The paper for the Higher Education Policy Institute (HEPI) charts the potential for new services, including a ‘university in a box’ concept that could free up university spending on technology for reinvestment in research, teaching and learning.
But the report also warns that policy makers and institutions need to recognise the value generated through the UK’s shared infrastructure for higher and further education.
The warning comes ahead of changes that will see universities begin to subscribe on a voluntary basis to Jisc’s services rather than them being funded through compulsory charges.
The paper’s author, Jisc’s chief executive Martyn Harrow said: “Now, with our underlying funding model fundamentally changing, the infrastructure that we provide, which universities use every single day, is potentially at risk.”
The report highlights how Jisc is an example of the shared approach highlighted by Professor Ian Diamond’s exploration of how the sector can work more efficiently in response to financial challenges.
The HEPI report reveals that the saving for a research intensive university is approximately £2.5m per year. The equivalent figure for a post-1992 university is approximately £1.24m.
The report also highlights how journals and other academic literature that Jisc’s procures on behalf of the sector are used by more than 18 million users in 600 higher and further education institutions across the UK.
“We do things, such as shared research and innovation and negotiations with technology multinationals, that it makes sense to do on a UK level once rather than at an institutional level a hundred times over across the country,” said Harrow.
The report added that these shared services could be taken even further, including the development of the ‘university in a box’ – a package of back office systems, including for finance and student registration. This would be co-designedand co-developed by the sector for the sector as a shared service, it adds.

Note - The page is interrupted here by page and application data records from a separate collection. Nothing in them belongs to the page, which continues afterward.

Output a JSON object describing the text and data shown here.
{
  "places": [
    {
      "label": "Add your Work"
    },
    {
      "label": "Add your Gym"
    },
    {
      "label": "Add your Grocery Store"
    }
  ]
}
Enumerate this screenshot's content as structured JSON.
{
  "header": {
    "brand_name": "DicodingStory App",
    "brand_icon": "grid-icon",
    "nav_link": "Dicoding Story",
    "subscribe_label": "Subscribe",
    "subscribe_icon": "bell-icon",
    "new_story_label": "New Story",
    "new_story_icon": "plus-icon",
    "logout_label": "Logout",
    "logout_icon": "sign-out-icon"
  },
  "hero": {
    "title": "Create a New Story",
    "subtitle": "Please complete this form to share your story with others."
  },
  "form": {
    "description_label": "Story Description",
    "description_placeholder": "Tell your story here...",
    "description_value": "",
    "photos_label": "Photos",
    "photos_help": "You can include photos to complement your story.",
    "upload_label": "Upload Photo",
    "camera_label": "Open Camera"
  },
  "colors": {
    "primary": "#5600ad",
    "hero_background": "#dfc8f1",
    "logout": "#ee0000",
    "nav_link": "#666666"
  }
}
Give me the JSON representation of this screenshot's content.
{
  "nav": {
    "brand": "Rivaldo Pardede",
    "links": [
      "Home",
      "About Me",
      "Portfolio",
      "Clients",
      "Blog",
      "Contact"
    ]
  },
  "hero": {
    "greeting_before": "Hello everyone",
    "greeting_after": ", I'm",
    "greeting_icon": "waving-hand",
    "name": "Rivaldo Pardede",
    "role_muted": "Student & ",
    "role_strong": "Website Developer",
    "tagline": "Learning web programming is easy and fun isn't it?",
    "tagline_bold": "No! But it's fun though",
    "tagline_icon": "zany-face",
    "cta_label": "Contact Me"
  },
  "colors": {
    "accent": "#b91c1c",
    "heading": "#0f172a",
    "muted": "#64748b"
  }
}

Harrow said: “This would lower administration and overhead costs for every institution, mitigate the risks associated with using bespoke unsupported systems and free up resources. Universities could use these newly released resources to improve learning and research.”
Nick Hillman, director of HEPI, said many of Jisc’s achievements take place “off the radar”, in contrast to other big IT projects which had often failed to deliver.
“Ministers and civil servants have not had to worry about IT infrastructure in our universities because it has generally worked well,” said Hillman. “That reflects Jisc’s world-beating success. Other countries look jealously at our successful shared service.”
Jisc: a hidden advantage for higher education is available via the Jisc website.